---- Exercise inputs

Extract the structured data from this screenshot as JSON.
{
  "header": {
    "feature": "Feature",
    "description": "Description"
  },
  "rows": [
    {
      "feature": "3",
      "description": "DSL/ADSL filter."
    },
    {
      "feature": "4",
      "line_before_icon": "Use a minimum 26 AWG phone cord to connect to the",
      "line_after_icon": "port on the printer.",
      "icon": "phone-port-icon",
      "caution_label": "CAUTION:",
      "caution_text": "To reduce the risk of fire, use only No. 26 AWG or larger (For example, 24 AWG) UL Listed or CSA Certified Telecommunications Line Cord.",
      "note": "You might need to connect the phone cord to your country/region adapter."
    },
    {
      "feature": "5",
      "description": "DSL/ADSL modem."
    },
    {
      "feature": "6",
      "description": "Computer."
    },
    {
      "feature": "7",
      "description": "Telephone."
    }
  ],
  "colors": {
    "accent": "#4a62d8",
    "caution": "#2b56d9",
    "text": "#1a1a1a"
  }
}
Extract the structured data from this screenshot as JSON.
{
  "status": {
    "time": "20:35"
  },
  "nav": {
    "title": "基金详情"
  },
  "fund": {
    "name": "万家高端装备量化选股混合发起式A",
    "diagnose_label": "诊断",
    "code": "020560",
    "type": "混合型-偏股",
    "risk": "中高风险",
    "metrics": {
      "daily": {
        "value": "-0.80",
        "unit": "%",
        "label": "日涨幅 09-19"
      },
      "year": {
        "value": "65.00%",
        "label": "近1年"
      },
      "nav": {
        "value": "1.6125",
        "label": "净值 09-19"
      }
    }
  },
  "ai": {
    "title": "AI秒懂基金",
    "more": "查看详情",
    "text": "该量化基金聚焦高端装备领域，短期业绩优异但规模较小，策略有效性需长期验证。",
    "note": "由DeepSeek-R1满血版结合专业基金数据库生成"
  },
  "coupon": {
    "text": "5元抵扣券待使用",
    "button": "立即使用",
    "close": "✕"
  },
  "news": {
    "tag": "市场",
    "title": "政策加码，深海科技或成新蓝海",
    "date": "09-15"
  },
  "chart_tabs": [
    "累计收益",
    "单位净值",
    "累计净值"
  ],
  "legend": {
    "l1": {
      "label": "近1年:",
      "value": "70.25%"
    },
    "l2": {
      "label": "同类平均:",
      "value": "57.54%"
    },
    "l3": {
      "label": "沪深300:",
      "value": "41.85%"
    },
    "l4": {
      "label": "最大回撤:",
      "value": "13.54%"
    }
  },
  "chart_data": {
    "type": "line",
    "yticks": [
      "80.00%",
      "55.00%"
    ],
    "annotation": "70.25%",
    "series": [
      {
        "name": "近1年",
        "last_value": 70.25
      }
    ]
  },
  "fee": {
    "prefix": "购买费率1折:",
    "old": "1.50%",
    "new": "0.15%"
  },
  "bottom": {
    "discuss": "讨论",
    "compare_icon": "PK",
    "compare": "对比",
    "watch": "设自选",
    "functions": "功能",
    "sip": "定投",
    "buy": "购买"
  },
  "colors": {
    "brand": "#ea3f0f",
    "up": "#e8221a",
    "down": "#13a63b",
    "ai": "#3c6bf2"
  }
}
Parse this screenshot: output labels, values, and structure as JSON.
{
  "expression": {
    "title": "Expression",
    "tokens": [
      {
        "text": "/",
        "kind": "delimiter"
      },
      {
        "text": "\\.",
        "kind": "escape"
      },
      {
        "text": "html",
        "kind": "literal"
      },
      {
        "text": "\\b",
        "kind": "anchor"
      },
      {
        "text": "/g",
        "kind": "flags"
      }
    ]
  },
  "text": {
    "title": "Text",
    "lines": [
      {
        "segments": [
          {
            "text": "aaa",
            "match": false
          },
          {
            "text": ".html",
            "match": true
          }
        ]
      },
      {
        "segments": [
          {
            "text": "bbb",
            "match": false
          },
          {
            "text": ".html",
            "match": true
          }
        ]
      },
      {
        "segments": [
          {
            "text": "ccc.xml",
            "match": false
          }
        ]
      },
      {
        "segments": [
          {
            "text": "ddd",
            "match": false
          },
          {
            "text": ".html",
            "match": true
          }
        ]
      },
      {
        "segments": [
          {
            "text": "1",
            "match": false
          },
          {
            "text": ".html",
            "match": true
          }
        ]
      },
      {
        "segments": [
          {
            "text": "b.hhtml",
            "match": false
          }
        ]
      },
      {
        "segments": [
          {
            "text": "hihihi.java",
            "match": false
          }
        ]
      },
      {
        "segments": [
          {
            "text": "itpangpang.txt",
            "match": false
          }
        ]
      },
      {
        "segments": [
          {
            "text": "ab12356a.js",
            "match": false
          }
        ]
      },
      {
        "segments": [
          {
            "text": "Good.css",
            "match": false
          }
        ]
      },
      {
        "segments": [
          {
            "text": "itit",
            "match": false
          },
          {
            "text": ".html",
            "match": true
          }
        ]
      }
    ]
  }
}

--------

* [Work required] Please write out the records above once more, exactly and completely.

* [Completed exercise]
Extract the structured data from this screenshot as JSON.
{
  "header": {
    "feature": "Feature",
    "description": "Description"
  },
  "rows": [
    {
      "feature": "3",
      "description": "DSL/ADSL filter."
    },
    {
      "feature": "4",
      "line_before_icon": "Use a minimum 26 AWG phone cord to connect to the",
      "line_after_icon": "port on the printer.",
      "icon": "phone-port-icon",
      "caution_label": "CAUTION:",
      "caution_text": "To reduce the risk of fire, use only No. 26 AWG or larger (For example, 24 AWG) UL Listed or CSA Certified Telecommunications Line Cord.",
      "note": "You might need to connect the phone cord to your country/region adapter."
    },
    {
      "feature": "5",
      "description": "DSL/ADSL modem."
    },
    {
      "feature": "6",
      "description": "Computer."
    },
    {
      "feature": "7",
      "description": "Telephone."
    }
  ],
  "colors": {
    "accent": "#4a62d8",
    "caution": "#2b56d9",
    "text": "#1a1a1a"
  }
}
Extract the structured data from this screenshot as JSON.
{
  "status": {
    "time": "20:35"
  },
  "nav": {
    "title": "基金详情"
  },
  "fund": {
    "name": "万家高端装备量化选股混合发起式A",
    "diagnose_label": "诊断",
    "code": "020560",
    "type": "混合型-偏股",
    "risk": "中高风险",
    "metrics": {
      "daily": {
        "value": "-0.80",
        "unit": "%",
        "label": "日涨幅 09-19"
      },
      "year": {
        "value": "65.00%",
        "label": "近1年"
      },
      "nav": {
        "value": "1.6125",
        "label": "净值 09-19"
      }
    }
  },
  "ai": {
    "title": "AI秒懂基金",
    "more": "查看详情",
    "text": "该量化基金聚焦高端装备领域，短期业绩优异但规模较小，策略有效性需长期验证。",
    "note": "由DeepSeek-R1满血版结合专业基金数据库生成"
  },
  "coupon": {
    "text": "5元抵扣券待使用",
    "button": "立即使用",
    "close": "✕"
  },
  "news": {
    "tag": "市场",
    "title": "政策加码，深海科技或成新蓝海",
    "date": "09-15"
  },
  "chart_tabs": [
    "累计收益",
    "单位净值",
    "累计净值"
  ],
  "legend": {
    "l1": {
      "label": "近1年:",
      "value": "70.25%"
    },
    "l2": {
      "label": "同类平均:",
      "value": "57.54%"
    },
    "l3": {
      "label": "沪深300:",
      "value": "41.85%"
    },
    "l4": {
      "label": "最大回撤:",
      "value": "13.54%"
    }
  },
  "chart_data": {
    "type": "line",
    "yticks": [
      "80.00%",
      "55.00%"
    ],
    "annotation": "70.25%",
    "series": [
      {
        "name": "近1年",
        "last_value": 70.25
      }
    ]
  },
  "fee": {
    "prefix": "购买费率1折:",
    "old": "1.50%",
    "new": "0.15%"
  },
  "bottom": {
    "discuss": "讨论",
    "compare_icon": "PK",
    "compare": "对比",
    "watch": "设自选",
    "functions": "功能",
    "sip": "定投",
    "buy": "购买"
  },
  "colors": {
    "brand": "#ea3f0f",
    "up": "#e8221a",
    "down": "#13a63b",
    "ai": "#3c6bf2"
  }
}
Parse this screenshot: output labels, values, and structure as JSON.
{
  "expression": {
    "title": "Expression",
    "tokens": [
      {
        "text": "/",
        "kind": "delimiter"
      },
      {
        "text": "\\.",
        "kind": "escape"
      },
      {
        "text": "html",
        "kind": "literal"
      },
      {
        "text": "\\b",
        "kind": "anchor"
      },
      {
        "text": "/g",
        "kind": "flags"
      }
    ]
  },
  "text": {
    "title": "Text",
    "lines": [
      {
        "segments": [
          {
            "text": "aaa",
            "match": false
          },
          {
            "text": ".html",
            "match": true
          }
        ]
      },
      {
        "segments": [
          {
            "text": "bbb",
            "match": false
          },
          {
            "text": ".html",
            "match": true
          }
        ]
      },
      {
        "segments": [
          {
            "text": "ccc.xml",
            "match": false
          }
        ]
      },
      {
        "segments": [
          {
            "text": "ddd",
            "match": false
          },
          {
            "text": ".html",
            "match": true
          }
        ]
      },
      {
        "segments": [
          {
            "text": "1",
            "match": false
          },
          {
            "text": ".html",
            "match": true
          }
        ]
      },
      {
        "segments": [
          {
            "text": "b.hhtml",
            "match": false
          }
        ]
      },
      {
        "segments": [
          {
            "text": "hihihi.java",
            "match": false
          }
        ]
      },
      {
        "segments": [
          {
            "text": "itpangpang.txt",
            "match": false
          }
        ]
      },
      {
        "segments": [
          {
            "text": "ab12356a.js",
            "match": false
          }
        ]
      },
      {
        "segments": [
          {
            "text": "Good.css",
            "match": false
          }
        ]
      },
      {
        "segments": [
          {
            "text": "itit",
            "match": false
          },
          {
            "text": ".html",
            "match": true
          }
        ]
      }
    ]
  }
}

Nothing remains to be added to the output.